On Thu, 5 Jun 2014 23:15:54 +1000 Nick Coghlan firstname.lastname@example.org wrote:
On 5 June 2014 22:37, Paul Sokolovsky email@example.com wrote:
On Thu, 5 Jun 2014 22:20:04 +1000 Nick Coghlan firstname.lastname@example.org wrote:
problems caused by trusting the locale encoding to be correct, but the startup code will need non-trivial changes for that to happen
- the C.UTF-8 locale may even become widespread before we get
... And until those golden times come, it would be nice if Python did not force its perfect world model, which unfortunately is not based on surrounding reality, and let users solve their encoding problems themselves - when they need, because again, one can go quite a long way without dealing with encodings at all. Whereas now Python3 forces users to deal with encoding almost universally, but forcing a particular for all strings (which is again, doesn't correspond to the state of surrounding reality). I already hear response that it's good that users taught to deal with encoding, that will make them write correct programs, but that's a bit far away from the original aim of making it write "correct" programs easy and pleasant. (And definition of "correct" vary.)
As I've said before in other contexts, find me Windows, Mac OS X and JVM developers, or educators and scientists that are as concerned by the text model changes as folks that are primarily focused on Linux system (including network) programming, and I'll be more willing to concede the point.
Well, but this question reduces to finding out (or specifying) who are target audiences of Python. It always has been (with a bow to Guido) forpost of scientific users (and probably even if there was mass exodus of other categories of users will remain prominent in that role). But Python has always had its share as system scripting language among Perl-haters, and with Perl going flatline, I guess it's fair to say that Python is major system scripting and service implementation language.
To whom all features like memoryview, array.array, in-place input operations, etc. cater? To scientists? I'm sure most of them are just happy with stuffing "@jit" for their kernel functions. And scientist who bother with memoryviews for their data structures are system-level-ish programmers too.
So, no wonder that Linux crowd cries at Python3 - it makes doing simple things unnecessarily complicated.
Windows, Mac OS X, and the JVM are all opinionated about the text encodings to be used at platform boundaries (using UTF-16, UTF-8 and UTF-16, respectively). By contrast, Linux (or, more accurately, POSIX) says "well, it's configurable, but we won't provide a reliable mechanism for finding out what the encoding is. So either guess as

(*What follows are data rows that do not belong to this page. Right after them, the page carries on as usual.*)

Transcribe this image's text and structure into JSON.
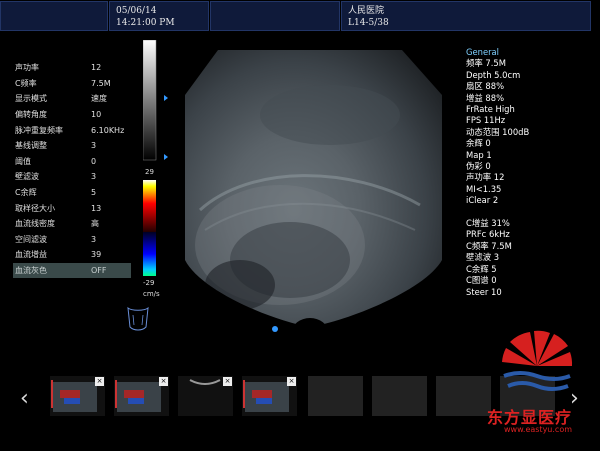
{
  "header": {
    "date": "05/06/14",
    "time": "14:21:00 PM",
    "hospital": "人民医院",
    "probe": "L14-5/38"
  },
  "left_params": [
    {
      "label": "声功率",
      "value": "12"
    },
    {
      "label": "C频率",
      "value": "7.5M"
    },
    {
      "label": "显示模式",
      "value": "速度"
    },
    {
      "label": "偏转角度",
      "value": "10"
    },
    {
      "label": "脉冲重复频率",
      "value": "6.10KHz"
    },
    {
      "label": "基线调整",
      "value": "3"
    },
    {
      "label": "阈值",
      "value": "0"
    },
    {
      "label": "壁滤波",
      "value": "3"
    },
    {
      "label": "C余辉",
      "value": "5"
    },
    {
      "label": "取样径大小",
      "value": "13"
    },
    {
      "label": "血流线密度",
      "value": "高"
    },
    {
      "label": "空间滤波",
      "value": "3"
    },
    {
      "label": "血流增益",
      "value": "39"
    },
    {
      "label": "血流灰色",
      "value": "OFF"
    }
  ],
  "scale": {
    "top": "29",
    "bottom": "-29",
    "unit": "cm/s"
  },
  "right_params": {
    "general_title": "General",
    "general": [
      "频率 7.5M",
      "Depth 5.0cm",
      "扇区 88%",
      "增益 88%",
      "FrRate High",
      "FPS 11Hz",
      "动态范围 100dB",
      "余辉 0",
      "Map 1",
      "伪彩 0",
      "声功率 12",
      "MI<1.35",
      "iClear 2"
    ],
    "color": [
      "C增益 31%",
      "PRFc 6kHz",
      "C频率 7.5M",
      "壁滤波 3",
      "C余辉 5",
      "C图谱 0",
      "Steer 10"
    ]
  },
  "thumbnails": [
    {
      "kind": "color",
      "has_close": true
    },
    {
      "kind": "color",
      "has_close": true
    },
    {
      "kind": "gray",
      "has_close": true
    },
    {
      "kind": "color",
      "has_close": true
    },
    {
      "kind": "empty",
      "has_close": false
    },
    {
      "kind": "empty",
      "has_close": false
    },
    {
      "kind": "empty",
      "has_close": false
    },
    {
      "kind": "empty",
      "has_close": false
    }
  ],
  "nav": {
    "prev": "‹",
    "next": "›"
  },
  "watermark": {
    "text": "东方显医疗",
    "url": "www.eastyu.com"
  },
  "icons": {
    "probe": "probe-mark-icon",
    "body": "body-mark-icon",
    "logo": "logo-icon"
  }
}
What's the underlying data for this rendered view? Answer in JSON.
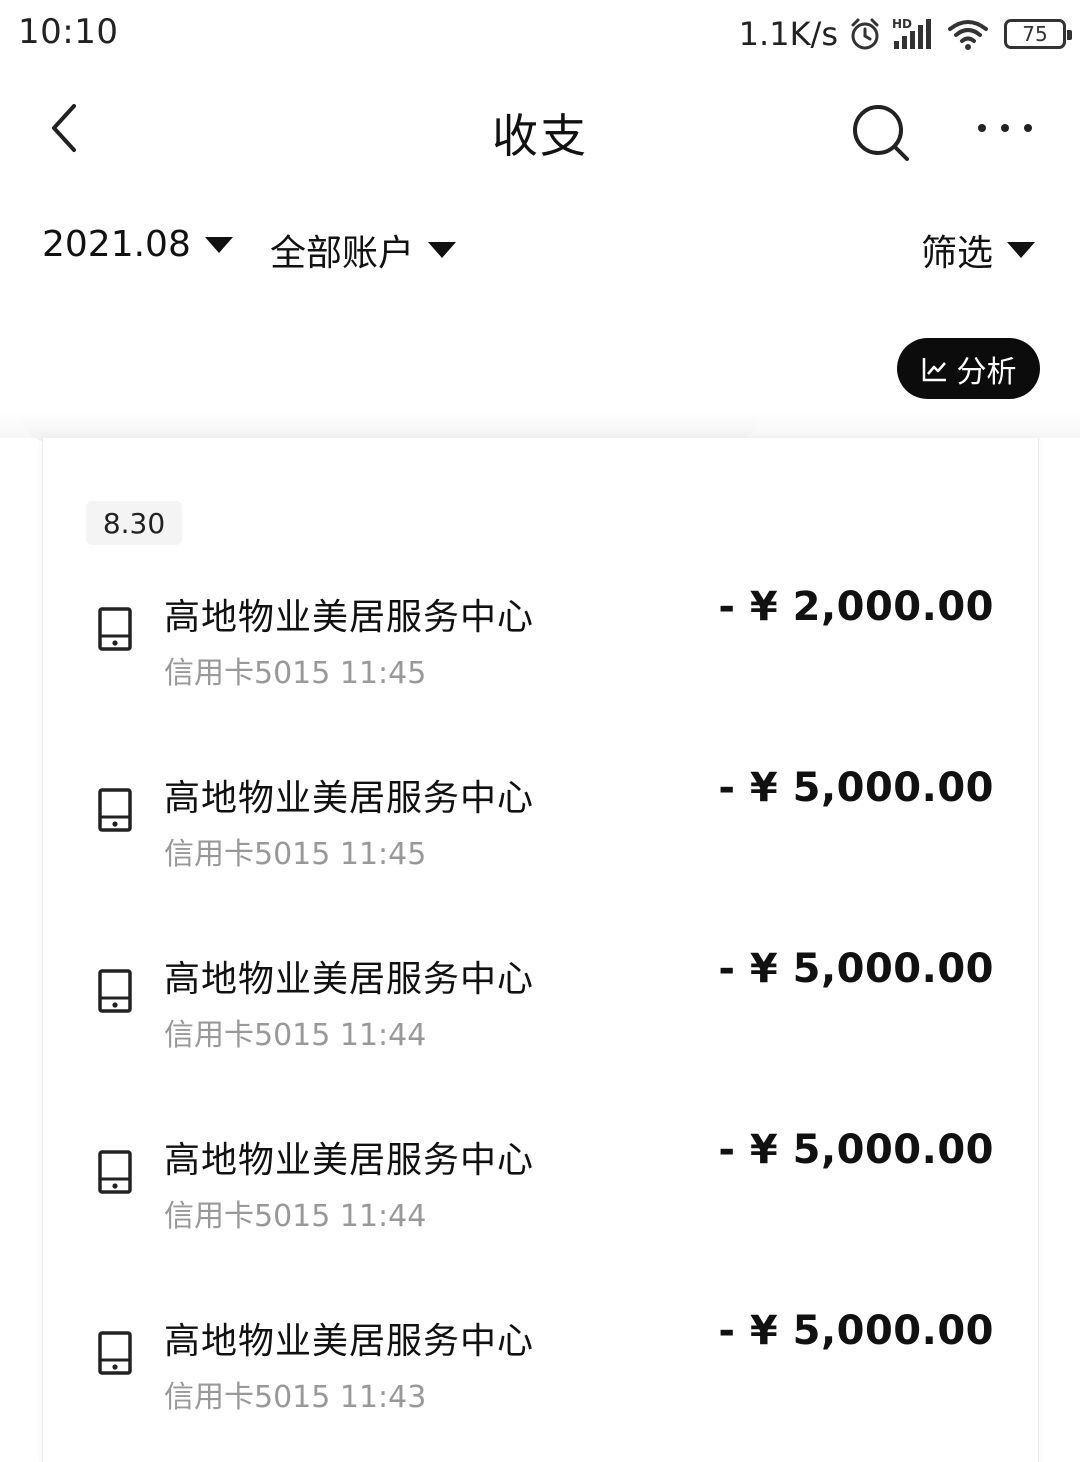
{
  "status_bar": {
    "time": "10:10",
    "net_speed": "1.1K/s",
    "battery": "75",
    "icons": [
      "alarm-icon",
      "hd-signal-icon",
      "wifi-icon",
      "battery-icon"
    ]
  },
  "nav": {
    "title": "收支",
    "icons": [
      "back-icon",
      "search-icon",
      "more-icon"
    ]
  },
  "filters": {
    "month": "2021.08",
    "account": "全部账户",
    "filter": "筛选"
  },
  "analysis_button": {
    "label": "分析",
    "icon": "chart-line-icon"
  },
  "list": {
    "date": "8.30",
    "transactions": [
      {
        "name": "高地物业美居服务中心",
        "sub": "信用卡5015 11:45",
        "amount": "- ¥ 2,000.00",
        "icon": "card-reader-icon"
      },
      {
        "name": "高地物业美居服务中心",
        "sub": "信用卡5015 11:45",
        "amount": "- ¥ 5,000.00",
        "icon": "card-reader-icon"
      },
      {
        "name": "高地物业美居服务中心",
        "sub": "信用卡5015 11:44",
        "amount": "- ¥ 5,000.00",
        "icon": "card-reader-icon"
      },
      {
        "name": "高地物业美居服务中心",
        "sub": "信用卡5015 11:44",
        "amount": "- ¥ 5,000.00",
        "icon": "card-reader-icon"
      },
      {
        "name": "高地物业美居服务中心",
        "sub": "信用卡5015 11:43",
        "amount": "- ¥ 5,000.00",
        "icon": "card-reader-icon"
      }
    ]
  },
  "colors": {
    "text_primary": "#111111",
    "text_secondary": "#999999",
    "button_dark": "#0c0c0c",
    "date_badge_bg": "#f4f4f4"
  }
}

Yes, I understand complexity of developing cross-platform language with advanced features. By I may offer another look at all this activity: Python3 was brave enough to do revolution in its own world (catching a lot of its users by surprise), but surely not brave enough to do revolution around itself, by saying something like "We choose ONE, the most right, and even the most used (per bytes transferred) encoding as our standard I/O encoding. Grow up or explicitly specify encoding which you personally need.".
Surely, it didn't to that - it makes no sense to fight the world. But then Python3 is sympathetic about Java's desire to use "UTF-16" instead of "right" encoding, and no so about Unix desire to treat encodings as a separate level from content (and treating Unicode by nothing else as yet another arbitrary encoding, which it is formally, and will be for a long time de-facto, however sad it is). So, maybe "cross-platform" should have mean "don't do implicit conversions". Because see, Python2 had a problem with implicit encoding conversion when str and unicode objects were mixed, and Python3 has problem with implicit conversions whenever str is used at all.
Anyway, I appreciate detailed responses, and understand what you (Python3 developers) are trying to achieve, and appreciate your work, and hope it all work out. Each user has own concerns about Unicode. Mine are efficiency and layering. But once MicroPython has UTF-8 support I will be much more relaxed about it. Layering is harder to accept, but hopefully can be tackled too both on own mind's and technical sides. I hope other users will find their peace with Unicode too!